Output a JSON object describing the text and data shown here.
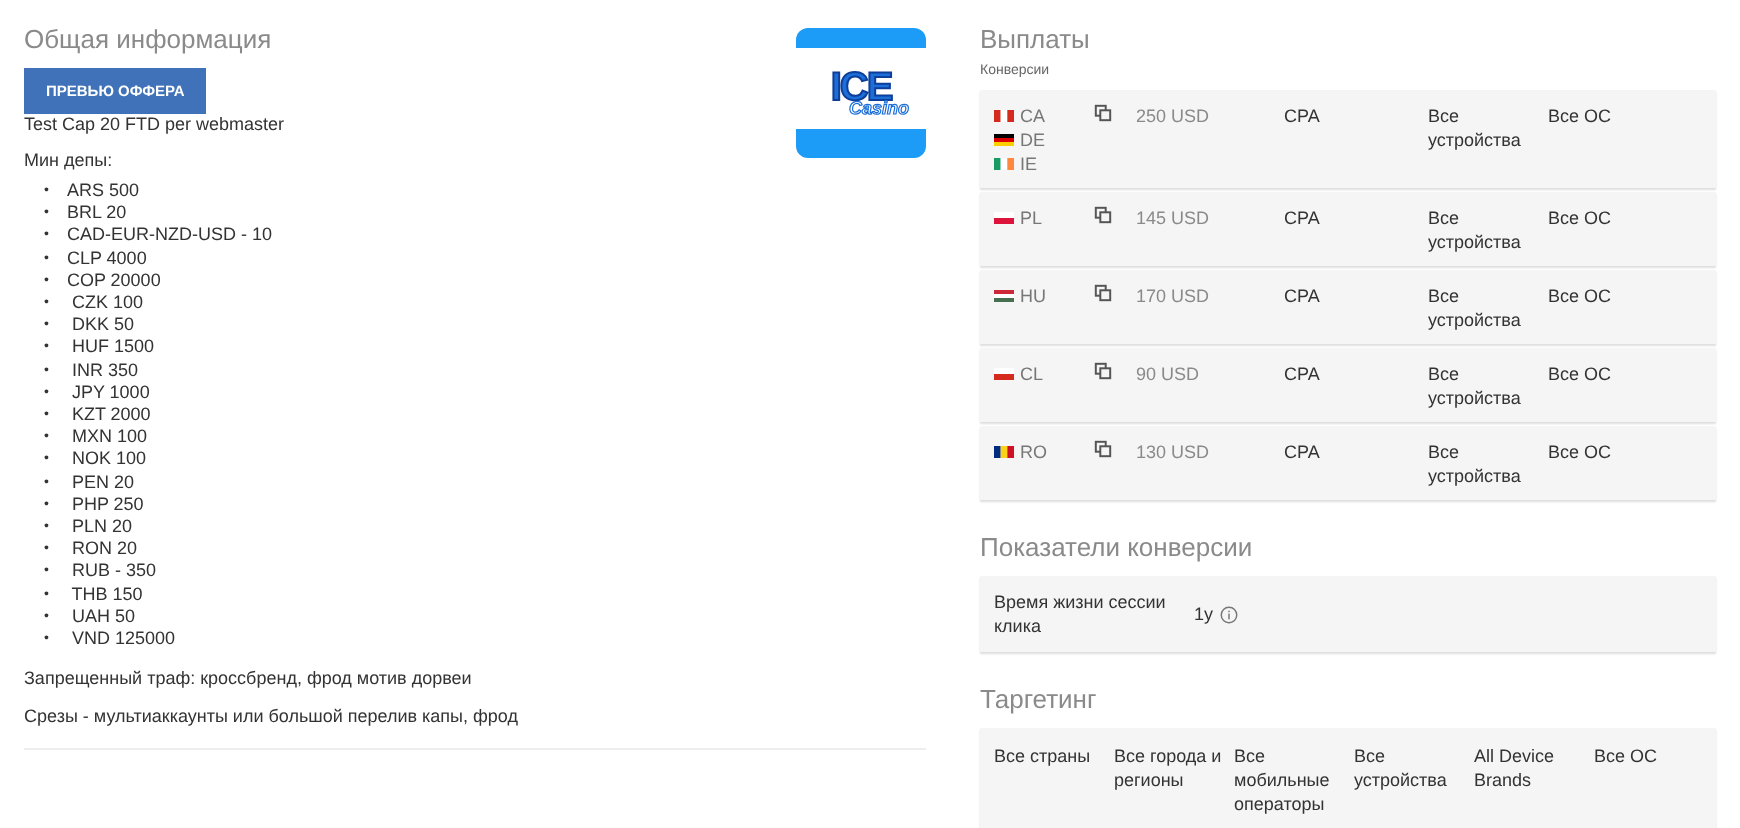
{
  "general": {
    "title": "Общая информация",
    "preview_button": "ПРЕВЬЮ ОФФЕРА",
    "cap_note": "Test Cap 20 FTD per webmaster",
    "min_deposit_label": "Мин депы:",
    "min_deposits": [
      {
        "marker": "•",
        "text": "ARS 500"
      },
      {
        "marker": "•",
        "text": "BRL 20"
      },
      {
        "marker": "•",
        "text": "CAD-EUR-NZD-USD - 10"
      },
      {
        "marker": "•",
        "text": "CLP 4000"
      },
      {
        "marker": "•",
        "text": "COP 20000"
      },
      {
        "marker": "•",
        "text": " CZK 100"
      },
      {
        "marker": "•",
        "text": " DKK 50"
      },
      {
        "marker": "•",
        "text": " HUF 1500"
      },
      {
        "marker": "•",
        "text": " INR 350"
      },
      {
        "marker": "•",
        "text": " JPY 1000"
      },
      {
        "marker": "•",
        "text": " KZT 2000"
      },
      {
        "marker": "•",
        "text": " MXN 100"
      },
      {
        "marker": "•",
        "text": " NOK 100"
      },
      {
        "marker": "•",
        "text": " PEN 20"
      },
      {
        "marker": "•",
        "text": " PHP 250"
      },
      {
        "marker": "•",
        "text": " PLN 20"
      },
      {
        "marker": "•",
        "text": " RON 20"
      },
      {
        "marker": "•",
        "text": " RUB - 350"
      },
      {
        "marker": "•",
        "text": " THB 150"
      },
      {
        "marker": "•",
        "text": " UAH 50"
      },
      {
        "marker": "•",
        "text": " VND 125000"
      }
    ],
    "forbidden_traffic": "Запрещенный траф: кроссбренд, фрод мотив дорвеи",
    "cuts": "Срезы - мультиаккаунты или большой перелив капы, фрод",
    "logo": {
      "text": "ICE",
      "subtext": "Casino"
    }
  },
  "payouts": {
    "title": "Выплаты",
    "subtitle": "Конверсии",
    "rows": [
      {
        "countries": [
          "CA",
          "DE",
          "IE"
        ],
        "amount": "250 USD",
        "type": "CPA",
        "devices": "Все устройства",
        "os": "Все ОС"
      },
      {
        "countries": [
          "PL"
        ],
        "amount": "145 USD",
        "type": "CPA",
        "devices": "Все устройства",
        "os": "Все ОС"
      },
      {
        "countries": [
          "HU"
        ],
        "amount": "170 USD",
        "type": "CPA",
        "devices": "Все устройства",
        "os": "Все ОС"
      },
      {
        "countries": [
          "CL"
        ],
        "amount": "90 USD",
        "type": "CPA",
        "devices": "Все устройства",
        "os": "Все ОС"
      },
      {
        "countries": [
          "RO"
        ],
        "amount": "130 USD",
        "type": "CPA",
        "devices": "Все устройства",
        "os": "Все ОС"
      }
    ]
  },
  "conversion_metrics": {
    "title": "Показатели конверсии",
    "label": "Время жизни сессии клика",
    "value": "1y"
  },
  "targeting": {
    "title": "Таргетинг",
    "values": [
      "Все страны",
      "Все города и регионы",
      "Все мобильные операторы",
      "Все устройства",
      "All Device Brands",
      "Все ОС"
    ]
  }
}
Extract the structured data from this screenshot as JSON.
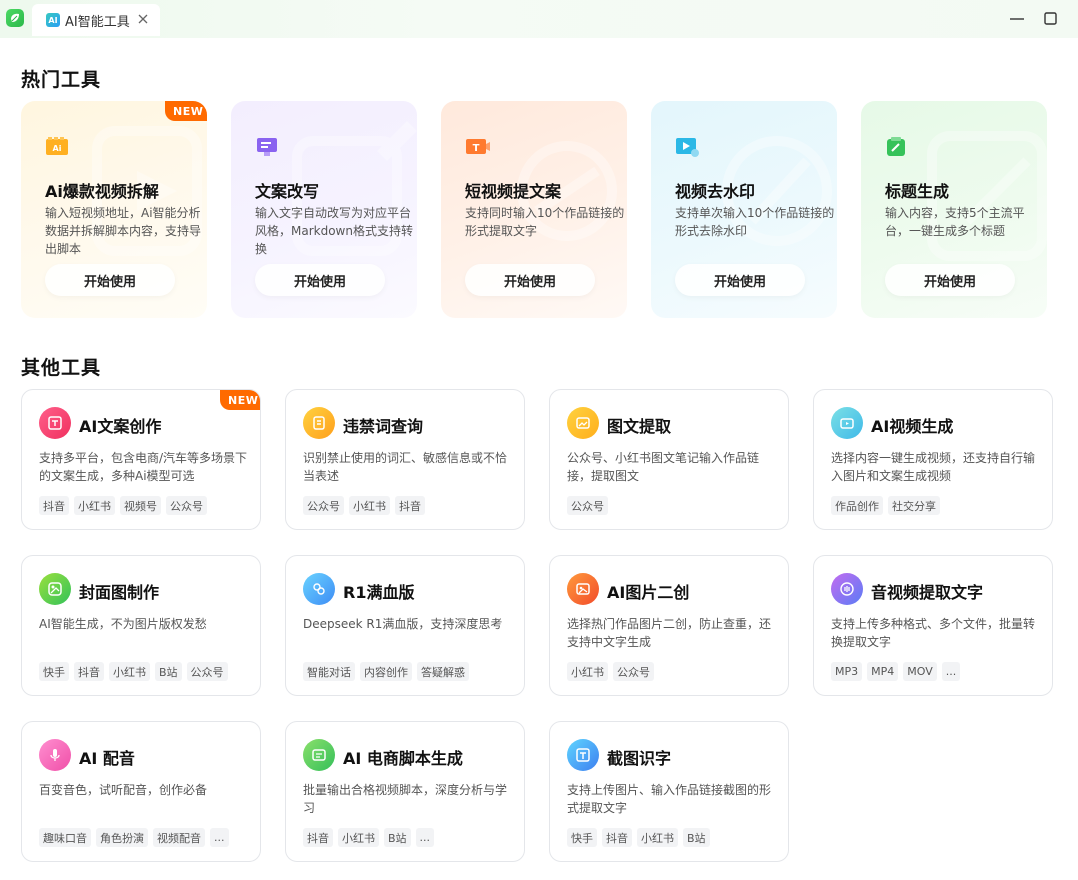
{
  "window": {
    "tab_label": "AI智能工具",
    "tab_icon_text": "AI"
  },
  "sections": {
    "hot_title": "热门工具",
    "other_title": "其他工具"
  },
  "badge_new": "NEW",
  "hot_tools": [
    {
      "title": "Ai爆款视频拆解",
      "desc": "输入短视频地址，Ai智能分析数据并拆解脚本内容，支持导出脚本",
      "button": "开始使用",
      "icon": "video-split-icon",
      "new": true
    },
    {
      "title": "文案改写",
      "desc": "输入文字自动改写为对应平台风格，Markdown格式支持转换",
      "button": "开始使用",
      "icon": "rewrite-icon",
      "new": false
    },
    {
      "title": "短视频提文案",
      "desc": "支持同时输入10个作品链接的形式提取文字",
      "button": "开始使用",
      "icon": "text-extract-icon",
      "new": false
    },
    {
      "title": "视频去水印",
      "desc": "支持单次输入10个作品链接的形式去除水印",
      "button": "开始使用",
      "icon": "watermark-remove-icon",
      "new": false
    },
    {
      "title": "标题生成",
      "desc": "输入内容，支持5个主流平台，一键生成多个标题",
      "button": "开始使用",
      "icon": "title-generate-icon",
      "new": false
    }
  ],
  "other_tools": [
    {
      "title": "AI文案创作",
      "desc": "支持多平台，包含电商/汽车等多场景下的文案生成，多种Ai模型可选",
      "tags": [
        "抖音",
        "小红书",
        "视频号",
        "公众号"
      ],
      "icon": "copywriting-icon",
      "new": true
    },
    {
      "title": "违禁词查询",
      "desc": "识别禁止使用的词汇、敏感信息或不恰当表述",
      "tags": [
        "公众号",
        "小红书",
        "抖音"
      ],
      "icon": "forbidden-word-icon",
      "new": false
    },
    {
      "title": "图文提取",
      "desc": "公众号、小红书图文笔记输入作品链接，提取图文",
      "tags": [
        "公众号"
      ],
      "icon": "image-text-icon",
      "new": false
    },
    {
      "title": "AI视频生成",
      "desc": "选择内容一键生成视频，还支持自行输入图片和文案生成视频",
      "tags": [
        "作品创作",
        "社交分享"
      ],
      "icon": "video-generate-icon",
      "new": false
    },
    {
      "title": "封面图制作",
      "desc": "AI智能生成，不为图片版权发愁",
      "tags": [
        "快手",
        "抖音",
        "小红书",
        "B站",
        "公众号"
      ],
      "icon": "cover-image-icon",
      "new": false
    },
    {
      "title": "R1满血版",
      "desc": "Deepseek R1满血版，支持深度思考",
      "tags": [
        "智能对话",
        "内容创作",
        "答疑解惑"
      ],
      "icon": "deepseek-icon",
      "new": false
    },
    {
      "title": "AI图片二创",
      "desc": "选择热门作品图片二创，防止查重，还支持中文字生成",
      "tags": [
        "小红书",
        "公众号"
      ],
      "icon": "image-remix-icon",
      "new": false
    },
    {
      "title": "音视频提取文字",
      "desc": "支持上传多种格式、多个文件，批量转换提取文字",
      "tags": [
        "MP3",
        "MP4",
        "MOV",
        "..."
      ],
      "icon": "audio-text-icon",
      "new": false
    },
    {
      "title": "AI 配音",
      "desc": "百变音色，试听配音，创作必备",
      "tags": [
        "趣味口音",
        "角色扮演",
        "视频配音",
        "..."
      ],
      "icon": "microphone-icon",
      "new": false
    },
    {
      "title": "AI 电商脚本生成",
      "desc": "批量输出合格视频脚本，深度分析与学习",
      "tags": [
        "抖音",
        "小红书",
        "B站",
        "..."
      ],
      "icon": "ecommerce-script-icon",
      "new": false
    },
    {
      "title": "截图识字",
      "desc": "支持上传图片、输入作品链接截图的形式提取文字",
      "tags": [
        "快手",
        "抖音",
        "小红书",
        "B站"
      ],
      "icon": "screenshot-ocr-icon",
      "new": false
    }
  ],
  "colors": {
    "accent_new": "#ff6a00",
    "brand_green": "#2bb84a"
  }
}
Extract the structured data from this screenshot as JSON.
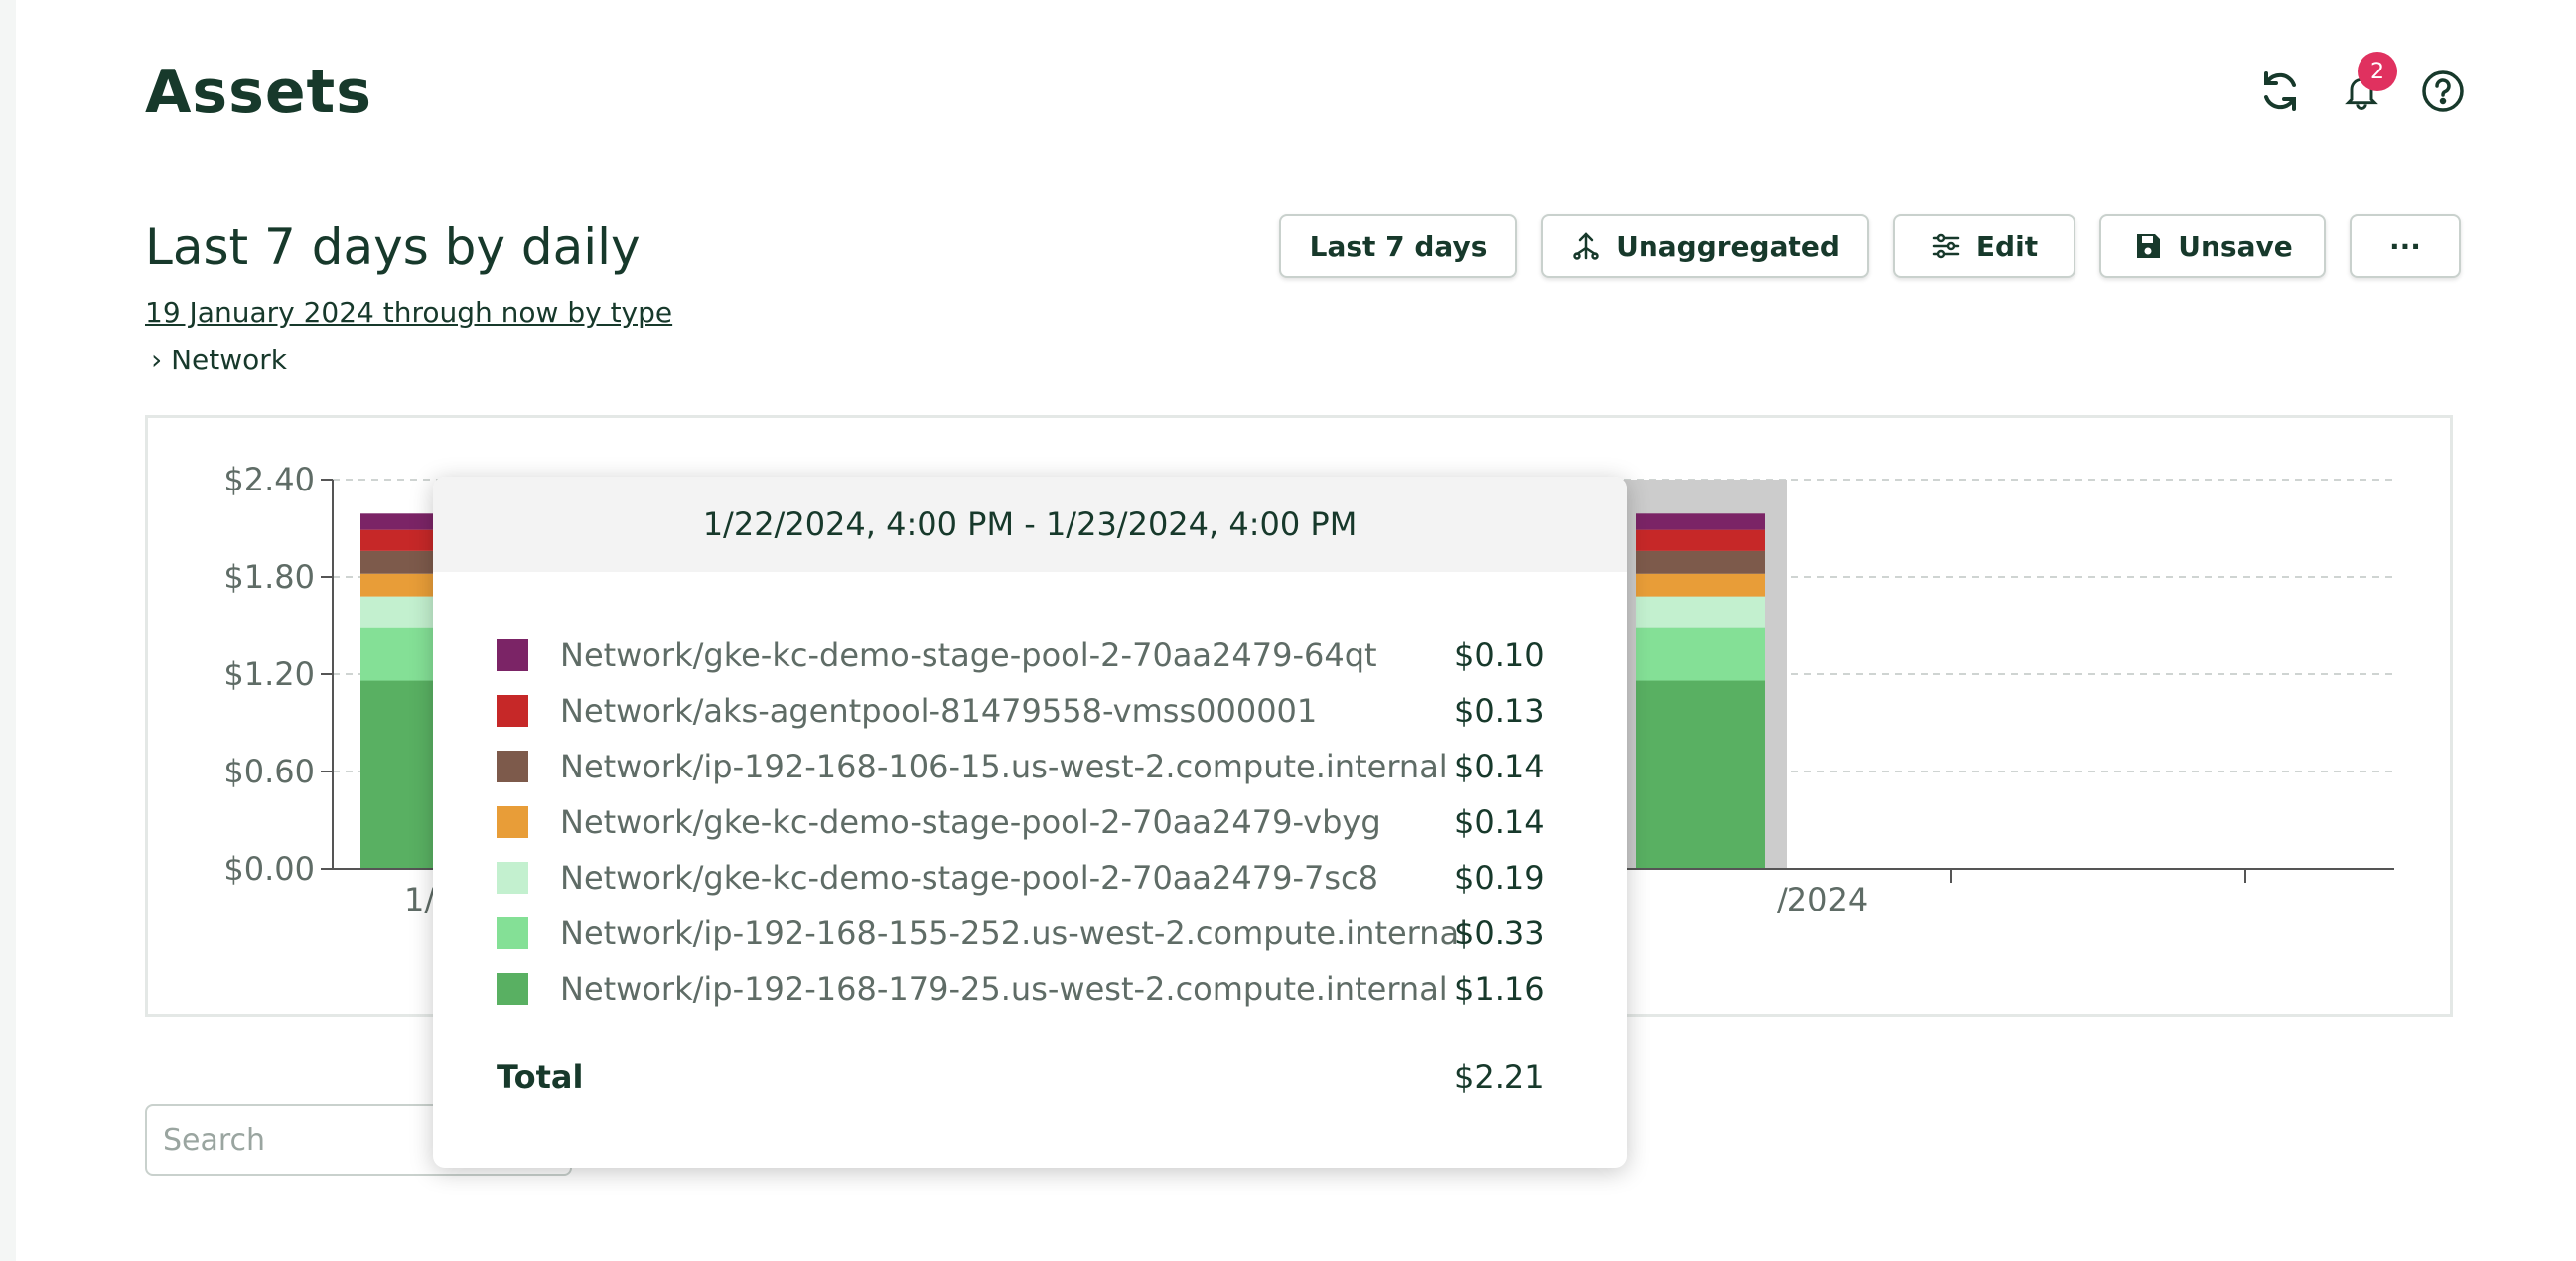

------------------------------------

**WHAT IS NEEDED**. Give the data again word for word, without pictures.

**ANSWER SECTION**.
Output a JSON object describing the text and data shown here.
{
  "general": {
    "title": "Общая информация",
    "preview_button": "ПРЕВЬЮ ОФФЕРА",
    "cap_note": "Test Cap 20 FTD per webmaster",
    "min_deposit_label": "Мин депы:",
    "min_deposits": [
      {
        "marker": "•",
        "text": "ARS 500"
      },
      {
        "marker": "•",
        "text": "BRL 20"
      },
      {
        "marker": "•",
        "text": "CAD-EUR-NZD-USD - 10"
      },
      {
        "marker": "•",
        "text": "CLP 4000"
      },
      {
        "marker": "•",
        "text": "COP 20000"
      },
      {
        "marker": "•",
        "text": " CZK 100"
      },
      {
        "marker": "•",
        "text": " DKK 50"
      },
      {
        "marker": "•",
        "text": " HUF 1500"
      },
      {
        "marker": "•",
        "text": " INR 350"
      },
      {
        "marker": "•",
        "text": " JPY 1000"
      },
      {
        "marker": "•",
        "text": " KZT 2000"
      },
      {
        "marker": "•",
        "text": " MXN 100"
      },
      {
        "marker": "•",
        "text": " NOK 100"
      },
      {
        "marker": "•",
        "text": " PEN 20"
      },
      {
        "marker": "•",
        "text": " PHP 250"
      },
      {
        "marker": "•",
        "text": " PLN 20"
      },
      {
        "marker": "•",
        "text": " RON 20"
      },
      {
        "marker": "•",
        "text": " RUB - 350"
      },
      {
        "marker": "•",
        "text": " THB 150"
      },
      {
        "marker": "•",
        "text": " UAH 50"
      },
      {
        "marker": "•",
        "text": " VND 125000"
      }
    ],
    "forbidden_traffic": "Запрещенный траф: кроссбренд, фрод мотив дорвеи",
    "cuts": "Срезы - мультиаккаунты или большой перелив капы, фрод",
    "logo": {
      "text": "ICE",
      "subtext": "Casino"
    }
  },
  "payouts": {
    "title": "Выплаты",
    "subtitle": "Конверсии",
    "rows": [
      {
        "countries": [
          "CA",
          "DE",
          "IE"
        ],
        "amount": "250 USD",
        "type": "CPA",
        "devices": "Все устройства",
        "os": "Все ОС"
      },
      {
        "countries": [
          "PL"
        ],
        "amount": "145 USD",
        "type": "CPA",
        "devices": "Все устройства",
        "os": "Все ОС"
      },
      {
        "countries": [
          "HU"
        ],
        "amount": "170 USD",
        "type": "CPA",
        "devices": "Все устройства",
        "os": "Все ОС"
      },
      {
        "countries": [
          "CL"
        ],
        "amount": "90 USD",
        "type": "CPA",
        "devices": "Все устройства",
        "os": "Все ОС"
      },
      {
        "countries": [
          "RO"
        ],
        "amount": "130 USD",
        "type": "CPA",
        "devices": "Все устройства",
        "os": "Все ОС"
      }
    ]
  },
  "conversion_metrics": {
    "title": "Показатели конверсии",
    "label": "Время жизни сессии клика",
    "value": "1y"
  },
  "targeting": {
    "title": "Таргетинг",
    "values": [
      "Все страны",
      "Все города и регионы",
      "Все мобильные операторы",
      "Все устройства",
      "All Device Brands",
      "Все ОС"
    ]
  }
}
Extract the structured data from this screenshot as JSON.
{
  "window": {
    "tab_label": "AI智能工具",
    "tab_icon_text": "AI"
  },
  "sections": {
    "hot_title": "热门工具",
    "other_title": "其他工具"
  },
  "badge_new": "NEW",
  "hot_tools": [
    {
      "title": "Ai爆款视频拆解",
      "desc": "输入短视频地址，Ai智能分析数据并拆解脚本内容，支持导出脚本",
      "button": "开始使用",
      "icon": "video-split-icon",
      "new": true
    },
    {
      "title": "文案改写",
      "desc": "输入文字自动改写为对应平台风格，Markdown格式支持转换",
      "button": "开始使用",
      "icon": "rewrite-icon",
      "new": false
    },
    {
      "title": "短视频提文案",
      "desc": "支持同时输入10个作品链接的形式提取文字",
      "button": "开始使用",
      "icon": "text-extract-icon",
      "new": false
    },
    {
      "title": "视频去水印",
      "desc": "支持单次输入10个作品链接的形式去除水印",
      "button": "开始使用",
      "icon": "watermark-remove-icon",
      "new": false
    },
    {
      "title": "标题生成",
      "desc": "输入内容，支持5个主流平台，一键生成多个标题",
      "button": "开始使用",
      "icon": "title-generate-icon",
      "new": false
    }
  ],
  "other_tools": [
    {
      "title": "AI文案创作",
      "desc": "支持多平台，包含电商/汽车等多场景下的文案生成，多种Ai模型可选",
      "tags": [
        "抖音",
        "小红书",
        "视频号",
        "公众号"
      ],
      "icon": "copywriting-icon",
      "new": true
    },
    {
      "title": "违禁词查询",
      "desc": "识别禁止使用的词汇、敏感信息或不恰当表述",
      "tags": [
        "公众号",
        "小红书",
        "抖音"
      ],
      "icon": "forbidden-word-icon",
      "new": false
    },
    {
      "title": "图文提取",
      "desc": "公众号、小红书图文笔记输入作品链接，提取图文",
      "tags": [
        "公众号"
      ],
      "icon": "image-text-icon",
      "new": false
    },
    {
      "title": "AI视频生成",
      "desc": "选择内容一键生成视频，还支持自行输入图片和文案生成视频",
      "tags": [
        "作品创作",
        "社交分享"
      ],
      "icon": "video-generate-icon",
      "new": false
    },
    {
      "title": "封面图制作",
      "desc": "AI智能生成，不为图片版权发愁",
      "tags": [
        "快手",
        "抖音",
        "小红书",
        "B站",
        "公众号"
      ],
      "icon": "cover-image-icon",
      "new": false
    },
    {
      "title": "R1满血版",
      "desc": "Deepseek R1满血版，支持深度思考",
      "tags": [
        "智能对话",
        "内容创作",
        "答疑解惑"
      ],
      "icon": "deepseek-icon",
      "new": false
    },
    {
      "title": "AI图片二创",
      "desc": "选择热门作品图片二创，防止查重，还支持中文字生成",
      "tags": [
        "小红书",
        "公众号"
      ],
      "icon": "image-remix-icon",
      "new": false
    },
    {
      "title": "音视频提取文字",
      "desc": "支持上传多种格式、多个文件，批量转换提取文字",
      "tags": [
        "MP3",
        "MP4",
        "MOV",
        "..."
      ],
      "icon": "audio-text-icon",
      "new": false
    },
    {
      "title": "AI 配音",
      "desc": "百变音色，试听配音，创作必备",
      "tags": [
        "趣味口音",
        "角色扮演",
        "视频配音",
        "..."
      ],
      "icon": "microphone-icon",
      "new": false
    },
    {
      "title": "AI 电商脚本生成",
      "desc": "批量输出合格视频脚本，深度分析与学习",
      "tags": [
        "抖音",
        "小红书",
        "B站",
        "..."
      ],
      "icon": "ecommerce-script-icon",
      "new": false
    },
    {
      "title": "截图识字",
      "desc": "支持上传图片、输入作品链接截图的形式提取文字",
      "tags": [
        "快手",
        "抖音",
        "小红书",
        "B站"
      ],
      "icon": "screenshot-ocr-icon",
      "new": false
    }
  ],
  "colors": {
    "accent_new": "#ff6a00",
    "brand_green": "#2bb84a"
  }
}
Extract the structured data from this screenshot as JSON.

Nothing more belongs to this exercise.